The research conducted on psychedelic-assisted therapy is strong but not yet conclusive, according to Charles Grob, a professor of psychiatry and pediatrics at the UCLA School of Medicine.
Grob, who first conducted his first research on patients in the early 90s, said a new state agency could help strengthen the science around the topic and guard against dangerous outcomes.
More than 1 in 5 adults in the U.S. are living with a mental illness, according to the Centers for Disease Control and Prevention. Fontana sees her initiative as complementary to a $4.7 billion bond measure proposed by Gov. Gavin Newsom to build up to 10,000 new behavioral health beds across California.

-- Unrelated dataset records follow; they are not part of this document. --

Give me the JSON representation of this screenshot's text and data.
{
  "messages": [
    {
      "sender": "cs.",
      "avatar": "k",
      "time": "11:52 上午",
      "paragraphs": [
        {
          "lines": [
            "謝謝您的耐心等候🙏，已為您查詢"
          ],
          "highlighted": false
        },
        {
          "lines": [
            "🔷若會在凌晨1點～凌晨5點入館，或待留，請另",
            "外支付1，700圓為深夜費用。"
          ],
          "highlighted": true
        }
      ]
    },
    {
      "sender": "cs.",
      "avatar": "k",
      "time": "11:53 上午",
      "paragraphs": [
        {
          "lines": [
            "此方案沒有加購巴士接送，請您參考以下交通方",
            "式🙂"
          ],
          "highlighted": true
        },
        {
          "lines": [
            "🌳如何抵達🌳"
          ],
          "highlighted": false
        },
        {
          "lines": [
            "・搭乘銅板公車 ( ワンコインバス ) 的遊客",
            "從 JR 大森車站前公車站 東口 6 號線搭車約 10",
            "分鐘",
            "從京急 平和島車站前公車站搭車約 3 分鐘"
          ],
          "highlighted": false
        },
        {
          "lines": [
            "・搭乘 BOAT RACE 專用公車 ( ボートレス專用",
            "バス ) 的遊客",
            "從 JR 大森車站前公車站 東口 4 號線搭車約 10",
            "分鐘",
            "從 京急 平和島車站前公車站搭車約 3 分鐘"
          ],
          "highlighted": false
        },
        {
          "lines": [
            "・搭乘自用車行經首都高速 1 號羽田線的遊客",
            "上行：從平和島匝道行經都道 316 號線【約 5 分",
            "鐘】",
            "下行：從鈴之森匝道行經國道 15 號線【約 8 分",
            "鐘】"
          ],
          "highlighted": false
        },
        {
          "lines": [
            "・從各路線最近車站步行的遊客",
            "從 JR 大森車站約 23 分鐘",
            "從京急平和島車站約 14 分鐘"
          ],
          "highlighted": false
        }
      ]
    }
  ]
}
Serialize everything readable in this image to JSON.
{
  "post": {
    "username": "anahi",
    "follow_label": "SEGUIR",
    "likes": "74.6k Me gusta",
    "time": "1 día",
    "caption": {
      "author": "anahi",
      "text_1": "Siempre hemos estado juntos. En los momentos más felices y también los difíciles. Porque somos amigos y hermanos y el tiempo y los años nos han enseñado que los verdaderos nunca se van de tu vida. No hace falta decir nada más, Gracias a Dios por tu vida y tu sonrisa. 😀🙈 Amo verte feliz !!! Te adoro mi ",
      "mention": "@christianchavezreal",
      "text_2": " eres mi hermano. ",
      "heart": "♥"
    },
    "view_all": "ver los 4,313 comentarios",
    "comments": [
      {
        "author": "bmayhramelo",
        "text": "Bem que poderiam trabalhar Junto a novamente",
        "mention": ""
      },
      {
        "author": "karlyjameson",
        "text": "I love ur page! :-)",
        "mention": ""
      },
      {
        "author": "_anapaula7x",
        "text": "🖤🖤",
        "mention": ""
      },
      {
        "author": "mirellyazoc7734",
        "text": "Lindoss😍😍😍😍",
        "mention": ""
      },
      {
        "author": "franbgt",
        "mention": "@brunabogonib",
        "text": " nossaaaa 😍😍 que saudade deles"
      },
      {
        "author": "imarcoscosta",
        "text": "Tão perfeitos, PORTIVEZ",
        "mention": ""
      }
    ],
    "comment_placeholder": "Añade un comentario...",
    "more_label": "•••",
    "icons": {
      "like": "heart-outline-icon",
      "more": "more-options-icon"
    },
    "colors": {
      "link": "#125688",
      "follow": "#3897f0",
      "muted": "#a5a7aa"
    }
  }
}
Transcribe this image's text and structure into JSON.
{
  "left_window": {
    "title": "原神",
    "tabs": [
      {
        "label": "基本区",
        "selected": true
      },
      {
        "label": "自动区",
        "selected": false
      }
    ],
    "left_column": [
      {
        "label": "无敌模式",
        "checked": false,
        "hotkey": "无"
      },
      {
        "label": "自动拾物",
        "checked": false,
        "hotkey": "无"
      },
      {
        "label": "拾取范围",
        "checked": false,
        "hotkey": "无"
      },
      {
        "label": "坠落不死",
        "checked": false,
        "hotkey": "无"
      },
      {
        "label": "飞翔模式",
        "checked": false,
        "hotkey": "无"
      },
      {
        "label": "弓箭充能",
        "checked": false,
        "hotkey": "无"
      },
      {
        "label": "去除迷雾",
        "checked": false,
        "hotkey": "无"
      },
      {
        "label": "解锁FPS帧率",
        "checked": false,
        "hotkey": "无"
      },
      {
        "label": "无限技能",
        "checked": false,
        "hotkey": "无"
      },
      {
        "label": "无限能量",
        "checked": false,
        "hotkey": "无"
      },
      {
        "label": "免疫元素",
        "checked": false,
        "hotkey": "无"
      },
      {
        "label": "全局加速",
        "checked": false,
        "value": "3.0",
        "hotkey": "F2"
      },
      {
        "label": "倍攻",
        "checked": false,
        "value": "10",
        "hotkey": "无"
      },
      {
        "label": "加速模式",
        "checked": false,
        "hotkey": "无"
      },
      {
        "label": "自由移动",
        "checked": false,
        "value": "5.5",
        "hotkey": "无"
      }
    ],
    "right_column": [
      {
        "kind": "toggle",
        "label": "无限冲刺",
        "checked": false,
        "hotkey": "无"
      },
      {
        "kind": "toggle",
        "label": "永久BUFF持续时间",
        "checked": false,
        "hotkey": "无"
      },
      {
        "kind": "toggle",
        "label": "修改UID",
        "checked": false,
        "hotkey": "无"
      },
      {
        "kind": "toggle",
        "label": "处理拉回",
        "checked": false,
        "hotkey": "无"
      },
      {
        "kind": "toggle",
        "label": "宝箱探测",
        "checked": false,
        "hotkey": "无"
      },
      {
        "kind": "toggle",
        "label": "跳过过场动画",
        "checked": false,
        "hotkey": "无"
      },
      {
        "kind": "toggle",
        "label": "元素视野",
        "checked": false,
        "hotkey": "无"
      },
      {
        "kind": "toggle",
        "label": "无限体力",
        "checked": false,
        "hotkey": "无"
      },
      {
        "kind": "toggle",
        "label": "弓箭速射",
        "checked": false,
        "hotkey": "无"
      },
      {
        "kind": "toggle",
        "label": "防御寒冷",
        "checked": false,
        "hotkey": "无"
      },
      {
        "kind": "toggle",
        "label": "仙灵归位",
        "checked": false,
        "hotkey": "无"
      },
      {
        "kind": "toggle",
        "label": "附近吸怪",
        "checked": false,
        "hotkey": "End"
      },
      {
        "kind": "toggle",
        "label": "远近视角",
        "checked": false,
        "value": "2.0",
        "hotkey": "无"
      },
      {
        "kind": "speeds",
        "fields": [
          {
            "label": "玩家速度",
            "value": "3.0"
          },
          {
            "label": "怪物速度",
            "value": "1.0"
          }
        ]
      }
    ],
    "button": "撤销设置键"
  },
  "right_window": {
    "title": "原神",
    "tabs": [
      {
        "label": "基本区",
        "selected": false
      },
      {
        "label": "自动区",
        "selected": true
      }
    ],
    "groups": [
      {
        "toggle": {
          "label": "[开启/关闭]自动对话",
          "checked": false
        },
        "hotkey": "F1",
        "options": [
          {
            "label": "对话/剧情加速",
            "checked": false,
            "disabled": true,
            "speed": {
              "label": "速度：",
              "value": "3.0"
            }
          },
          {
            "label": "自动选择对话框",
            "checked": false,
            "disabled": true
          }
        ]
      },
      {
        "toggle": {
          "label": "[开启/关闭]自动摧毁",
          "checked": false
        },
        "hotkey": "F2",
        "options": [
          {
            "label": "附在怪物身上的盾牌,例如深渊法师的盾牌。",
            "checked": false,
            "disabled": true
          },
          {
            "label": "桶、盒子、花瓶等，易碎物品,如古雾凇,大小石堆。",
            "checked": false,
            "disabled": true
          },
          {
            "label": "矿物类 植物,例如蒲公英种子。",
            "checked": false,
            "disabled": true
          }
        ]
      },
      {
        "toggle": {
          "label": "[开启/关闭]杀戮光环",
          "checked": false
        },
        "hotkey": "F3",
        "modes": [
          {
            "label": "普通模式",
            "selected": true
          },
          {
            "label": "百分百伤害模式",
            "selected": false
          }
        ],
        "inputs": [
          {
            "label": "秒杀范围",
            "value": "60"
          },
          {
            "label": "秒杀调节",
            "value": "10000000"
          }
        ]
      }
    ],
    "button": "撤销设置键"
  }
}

Newsom’s measure is expected to go before voters in March.
While some hope that psychedelics could soon be part of the state’s official medicine cabinet, they won’t be the answer for all of those afflicted. For people diagnosed with schizophrenia or bipolar disorders, psychedelics may actually worsen their condition.
Some studies have also found adverse outcomes from the use of certain psychedelics. Ibogaine, a natural psychedelic drug that comes from a plant, has shown promising results for treating substance abuse but it caused heart damage and deaths to several patients.
“There’s certainly ample promise to move forward with research, but one really needs to be careful with safety parameters,” Grob said.
Psychedelic treatment is time-consuming and costly. It typically consists of an initial exam, a supervised dosing session of about eight hours — sometimes with an overnight stay — and then a debrief session. All told, a single dose requires 32 to 40 hours from trained mental health practitioners and is estimated to cost $3,000-$8,000, according to Hutson.
In addition to cost, two major barriers to broad access are a lack of trained health care professionals and uncertainty around whether insurance will pay for the expensive treatments.
Will California voters fund psychedelic treatment research?
Fontana is hoping to gather support from veteran groups and unions representing first responders — populations especially vulnerable to addiction and post-traumatic stress disorder.
The initiative comes as a bill authored by Senator Scott Wiener, D- San Francisco, makes its way through the legislature with hopes of decriminalizing psychedelics across the Golden State.
More than six out of ten registered U.S. voters support legalizing regulated therapeutic access to psychedelics and more than three-quarters favor making it easier for researchers to study the substances, according to a recently released survey by the UC Berkeley Center for the Science of Psychedelics.
If successful, Fontana’s measure will join a crowded 2024 general election ballot in California.
Lawmakers have proposed nearly a dozen bond measures to address statewide issues ranging from affordable housing and schools to climate change and fentanyl use. Other citizen-led initiatives proposed for ballots next year seek to expand rent control, limit the ability of lawmakers in California to increase taxes and authorize city and county leaders to spur more housing production by overriding state land use statutes that conflict with local regulations.
Two referendums — one to reverse a recent voter-approved ban on oil and gas wells near schools and homes and another to prevent a hike in minimum wages for fast food workers — have already qualified for the November ballot.